The OCC is a civilian-staffed local governmental agency. The Police Commission is a volunteer civilian body of seven (7) members, four (4) members nominated by the Mayor and three (3) members nominated by the Board of Supervisors. Each member must be confirmed by a majority of the Board of Supervisors. The Police Commission appoints the Director of the OCC, subject to approval by the Mayor and Board of Supervisors; the Police Commission holds the power to terminate the services of the OCC's Director. The Director of the OCC reports to the Police Commission at its weekly meetings. By Charter, the Police Commission holds the power to manage, organize and reorganize the OCC. In practice, these powers generally are exercised by the Police Commission through the OCC Director.
How does the OCC fit together with the Police Commission functionally?
The OCC receives, investigates and makes findings on civilian complaints of on-duty misconduct (including acts and omissions) by sworn members of the San Francisco Police Department. Where the OCC sustains one or more allegations against one or more officers in a given case, the case can either go to the Chief of Police or to the Police Commission. The factors governing whether the Police Commission hears a case that has been sustained by the OCC include: severity of misconduct and of potential discipline; complexity of issues presented; degree of public interest in the matter; OCC recommendation to the Chief of Police as to forum (Chief or Commission). The Chief of Police either refers the case to the Commission, or hears it directly. The Chief of Police has disciplinary power to issue a 10-day suspension, or less; the Commission holds all greater disciplinary power, including the power to hear appeals from the Chief's disciplinary decisions. Both the Chief and the OCC (after conferring with the Chief) may file charges of officer misconduct with the Commission.

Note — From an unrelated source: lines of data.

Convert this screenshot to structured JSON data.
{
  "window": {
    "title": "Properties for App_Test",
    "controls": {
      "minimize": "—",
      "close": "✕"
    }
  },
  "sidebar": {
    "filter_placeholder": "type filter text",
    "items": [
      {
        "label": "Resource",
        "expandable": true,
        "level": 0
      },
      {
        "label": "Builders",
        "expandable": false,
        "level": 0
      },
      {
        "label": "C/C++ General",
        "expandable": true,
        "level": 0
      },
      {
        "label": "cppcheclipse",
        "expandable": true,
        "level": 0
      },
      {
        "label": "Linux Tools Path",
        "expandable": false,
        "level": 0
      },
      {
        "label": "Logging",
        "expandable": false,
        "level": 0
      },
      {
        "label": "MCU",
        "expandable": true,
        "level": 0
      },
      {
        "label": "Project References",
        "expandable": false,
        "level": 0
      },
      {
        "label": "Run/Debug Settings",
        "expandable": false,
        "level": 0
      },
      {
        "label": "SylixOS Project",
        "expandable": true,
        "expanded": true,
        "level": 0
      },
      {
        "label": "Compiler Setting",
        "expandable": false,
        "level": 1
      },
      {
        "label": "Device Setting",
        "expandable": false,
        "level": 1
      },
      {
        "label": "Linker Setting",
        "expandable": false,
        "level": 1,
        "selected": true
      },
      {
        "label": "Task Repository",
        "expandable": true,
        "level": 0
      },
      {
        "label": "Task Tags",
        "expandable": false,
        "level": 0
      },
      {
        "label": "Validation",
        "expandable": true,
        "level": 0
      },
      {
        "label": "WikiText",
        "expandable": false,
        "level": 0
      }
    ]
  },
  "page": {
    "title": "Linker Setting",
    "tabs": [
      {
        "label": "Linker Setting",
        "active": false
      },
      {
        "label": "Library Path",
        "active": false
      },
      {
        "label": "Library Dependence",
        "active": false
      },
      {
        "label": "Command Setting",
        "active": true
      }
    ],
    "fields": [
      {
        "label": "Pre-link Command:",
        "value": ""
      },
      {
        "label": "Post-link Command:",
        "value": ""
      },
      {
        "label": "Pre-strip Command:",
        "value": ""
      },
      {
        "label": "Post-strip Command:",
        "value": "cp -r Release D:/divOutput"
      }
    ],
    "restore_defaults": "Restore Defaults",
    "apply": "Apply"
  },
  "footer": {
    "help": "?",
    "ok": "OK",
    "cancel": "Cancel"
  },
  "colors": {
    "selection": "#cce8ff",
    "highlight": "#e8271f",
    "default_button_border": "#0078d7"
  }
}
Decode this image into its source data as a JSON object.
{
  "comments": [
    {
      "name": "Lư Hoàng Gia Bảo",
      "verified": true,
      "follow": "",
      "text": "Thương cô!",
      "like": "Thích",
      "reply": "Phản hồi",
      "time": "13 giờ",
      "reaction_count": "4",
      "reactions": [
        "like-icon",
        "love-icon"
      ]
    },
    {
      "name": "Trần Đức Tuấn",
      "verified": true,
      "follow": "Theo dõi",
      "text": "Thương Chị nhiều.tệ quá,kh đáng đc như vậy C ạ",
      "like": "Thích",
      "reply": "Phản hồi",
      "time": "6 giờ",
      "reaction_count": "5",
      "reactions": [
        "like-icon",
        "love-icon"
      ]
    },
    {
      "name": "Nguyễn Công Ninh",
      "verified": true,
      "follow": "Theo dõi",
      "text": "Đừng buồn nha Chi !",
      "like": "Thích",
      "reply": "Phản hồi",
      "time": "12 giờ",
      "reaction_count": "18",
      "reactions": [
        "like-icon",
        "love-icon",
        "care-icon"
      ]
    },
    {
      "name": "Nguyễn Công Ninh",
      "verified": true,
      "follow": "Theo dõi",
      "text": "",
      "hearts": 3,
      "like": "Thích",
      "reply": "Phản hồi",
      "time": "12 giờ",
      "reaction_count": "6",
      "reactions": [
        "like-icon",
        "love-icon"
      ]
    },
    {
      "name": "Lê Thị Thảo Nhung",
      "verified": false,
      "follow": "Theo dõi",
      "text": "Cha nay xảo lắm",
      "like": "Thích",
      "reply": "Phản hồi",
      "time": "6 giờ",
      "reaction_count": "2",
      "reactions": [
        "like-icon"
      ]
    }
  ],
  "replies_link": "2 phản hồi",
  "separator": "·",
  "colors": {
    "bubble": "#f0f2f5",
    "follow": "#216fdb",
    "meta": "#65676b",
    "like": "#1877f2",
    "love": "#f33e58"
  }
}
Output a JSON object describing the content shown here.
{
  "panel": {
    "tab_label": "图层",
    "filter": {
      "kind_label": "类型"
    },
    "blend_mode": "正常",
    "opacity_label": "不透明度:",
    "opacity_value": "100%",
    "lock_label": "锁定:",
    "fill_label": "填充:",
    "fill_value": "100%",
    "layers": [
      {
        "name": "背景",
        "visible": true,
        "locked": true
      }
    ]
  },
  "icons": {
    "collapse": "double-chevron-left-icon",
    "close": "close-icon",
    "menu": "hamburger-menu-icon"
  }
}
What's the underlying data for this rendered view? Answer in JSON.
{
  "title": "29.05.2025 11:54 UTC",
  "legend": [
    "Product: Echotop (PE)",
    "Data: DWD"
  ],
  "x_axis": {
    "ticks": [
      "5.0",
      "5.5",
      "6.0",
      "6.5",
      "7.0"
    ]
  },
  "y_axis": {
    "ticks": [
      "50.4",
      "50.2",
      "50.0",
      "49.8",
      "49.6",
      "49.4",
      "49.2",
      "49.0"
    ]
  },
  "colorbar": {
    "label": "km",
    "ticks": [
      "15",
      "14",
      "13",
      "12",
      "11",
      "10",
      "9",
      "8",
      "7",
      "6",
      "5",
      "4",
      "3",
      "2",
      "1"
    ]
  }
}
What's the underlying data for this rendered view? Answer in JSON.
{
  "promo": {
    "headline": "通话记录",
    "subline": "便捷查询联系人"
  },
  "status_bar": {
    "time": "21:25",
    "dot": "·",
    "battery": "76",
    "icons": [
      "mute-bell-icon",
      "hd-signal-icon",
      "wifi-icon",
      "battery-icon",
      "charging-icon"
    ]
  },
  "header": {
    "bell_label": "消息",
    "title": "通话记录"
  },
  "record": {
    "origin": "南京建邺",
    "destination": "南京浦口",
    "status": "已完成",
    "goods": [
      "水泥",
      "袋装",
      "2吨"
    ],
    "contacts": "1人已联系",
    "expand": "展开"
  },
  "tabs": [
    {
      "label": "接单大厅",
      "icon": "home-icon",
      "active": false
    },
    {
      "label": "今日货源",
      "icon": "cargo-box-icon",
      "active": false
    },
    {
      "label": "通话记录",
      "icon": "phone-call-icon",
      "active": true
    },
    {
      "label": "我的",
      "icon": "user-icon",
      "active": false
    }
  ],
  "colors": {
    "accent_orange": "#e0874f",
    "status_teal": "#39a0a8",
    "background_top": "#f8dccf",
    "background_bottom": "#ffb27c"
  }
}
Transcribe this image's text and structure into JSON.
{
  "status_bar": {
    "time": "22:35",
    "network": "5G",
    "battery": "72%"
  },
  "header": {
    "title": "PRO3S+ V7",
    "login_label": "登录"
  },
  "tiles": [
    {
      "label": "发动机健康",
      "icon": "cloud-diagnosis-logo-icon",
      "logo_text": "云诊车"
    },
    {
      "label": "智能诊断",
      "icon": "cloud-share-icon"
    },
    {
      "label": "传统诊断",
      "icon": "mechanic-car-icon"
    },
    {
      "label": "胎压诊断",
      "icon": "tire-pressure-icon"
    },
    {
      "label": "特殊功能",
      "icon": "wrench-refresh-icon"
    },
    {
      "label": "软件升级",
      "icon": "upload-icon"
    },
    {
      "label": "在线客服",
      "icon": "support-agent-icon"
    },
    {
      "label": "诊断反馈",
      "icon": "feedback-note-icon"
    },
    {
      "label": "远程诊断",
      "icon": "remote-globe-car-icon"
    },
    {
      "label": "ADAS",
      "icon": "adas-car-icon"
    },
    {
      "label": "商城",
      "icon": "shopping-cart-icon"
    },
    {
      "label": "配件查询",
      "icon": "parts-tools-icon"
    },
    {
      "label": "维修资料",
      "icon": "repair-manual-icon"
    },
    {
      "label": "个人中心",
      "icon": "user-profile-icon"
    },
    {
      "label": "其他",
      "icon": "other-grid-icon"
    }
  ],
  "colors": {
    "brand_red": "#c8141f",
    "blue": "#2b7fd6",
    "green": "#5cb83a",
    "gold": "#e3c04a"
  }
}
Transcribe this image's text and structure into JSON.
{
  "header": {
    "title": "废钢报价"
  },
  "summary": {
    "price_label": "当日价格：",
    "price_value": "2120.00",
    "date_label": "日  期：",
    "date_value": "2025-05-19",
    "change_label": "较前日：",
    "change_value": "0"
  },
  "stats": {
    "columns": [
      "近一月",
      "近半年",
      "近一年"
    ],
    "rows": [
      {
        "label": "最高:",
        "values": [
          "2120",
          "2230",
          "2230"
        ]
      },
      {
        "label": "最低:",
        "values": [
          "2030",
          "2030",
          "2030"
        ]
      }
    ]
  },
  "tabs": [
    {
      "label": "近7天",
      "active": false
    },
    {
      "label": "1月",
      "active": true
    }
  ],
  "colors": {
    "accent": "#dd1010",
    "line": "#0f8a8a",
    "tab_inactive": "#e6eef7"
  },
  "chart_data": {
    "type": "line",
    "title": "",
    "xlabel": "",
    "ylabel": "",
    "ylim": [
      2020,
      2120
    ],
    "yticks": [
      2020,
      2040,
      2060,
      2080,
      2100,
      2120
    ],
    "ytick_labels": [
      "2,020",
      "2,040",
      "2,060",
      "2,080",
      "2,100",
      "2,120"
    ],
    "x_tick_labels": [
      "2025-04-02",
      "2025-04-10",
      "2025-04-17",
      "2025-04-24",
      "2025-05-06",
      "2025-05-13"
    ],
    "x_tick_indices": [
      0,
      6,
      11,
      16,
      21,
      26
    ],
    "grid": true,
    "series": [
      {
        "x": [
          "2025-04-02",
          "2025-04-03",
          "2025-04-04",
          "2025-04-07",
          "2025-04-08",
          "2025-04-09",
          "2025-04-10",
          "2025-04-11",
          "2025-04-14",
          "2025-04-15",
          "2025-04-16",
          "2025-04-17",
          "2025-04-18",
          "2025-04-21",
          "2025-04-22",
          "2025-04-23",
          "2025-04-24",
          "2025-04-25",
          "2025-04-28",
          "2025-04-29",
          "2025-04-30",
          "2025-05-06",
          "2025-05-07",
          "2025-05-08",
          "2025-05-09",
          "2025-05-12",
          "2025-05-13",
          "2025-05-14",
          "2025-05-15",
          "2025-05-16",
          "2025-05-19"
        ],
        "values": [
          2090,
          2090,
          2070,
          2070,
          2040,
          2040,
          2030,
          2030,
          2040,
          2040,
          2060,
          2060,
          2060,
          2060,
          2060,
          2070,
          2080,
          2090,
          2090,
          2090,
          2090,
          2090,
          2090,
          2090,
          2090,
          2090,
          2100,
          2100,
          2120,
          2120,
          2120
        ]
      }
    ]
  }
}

What is the size and composition of the OCC staff?
As of February 1, 2009: There are thirty-five budgeted positions in the Office of Citizen Complaints, including a director, a chief investigator, three (3) senior investigators and seventeen (17) line investigators. The OCC legal staff consists of four (4) attorneys, including two trial attorneys, a policy analyst and a mediation/outreach coordinator. Support staff totaling nine (9) positions includes clerical, accounting, and information technology personnel.
What if I speak a language other than English?
The Office of Citizen Complaints has staff who speak a variety of languages including Spanish, Tagalog, Russian, Mandarin, Cantonese and Burmese. If you speak a language other than those languages spoken by OCC staff, they will provide an interpreter free of charge.
What procedures apply to the handling of misconduct charges against a police officer?
Consistent with the Peace Officers' Bill of Rights, officers accused by OCC complaints receive notice of allegations against them, an opportunity to be heard by the OCC and to be represented during the investigative process, and notice of the outcome of the OCC's process. Officers are required by local law to appear upon written notice from the OCC, which order is enforced, if they fail without sufficient cause to appear, by means of appropriate discipline. Officers are served with written charges where a case is sustained by the OCC, and officers are provided with hearings by either the Chief or the Commission (see above).
What kinds of police misconduct complaints does the OCC receive and investigate?
By City Charter, the OCC is obliged to take every complaint of alleged police misconduct or improper performance made by a member of the public, where the complaint involves one or more SF Police Department sworn members engaged on-duty. All complaints are investigated unless they show proper conduct on the face of the allegations, and those outside OCC's jurisdiction which are forwarded to proper authorities.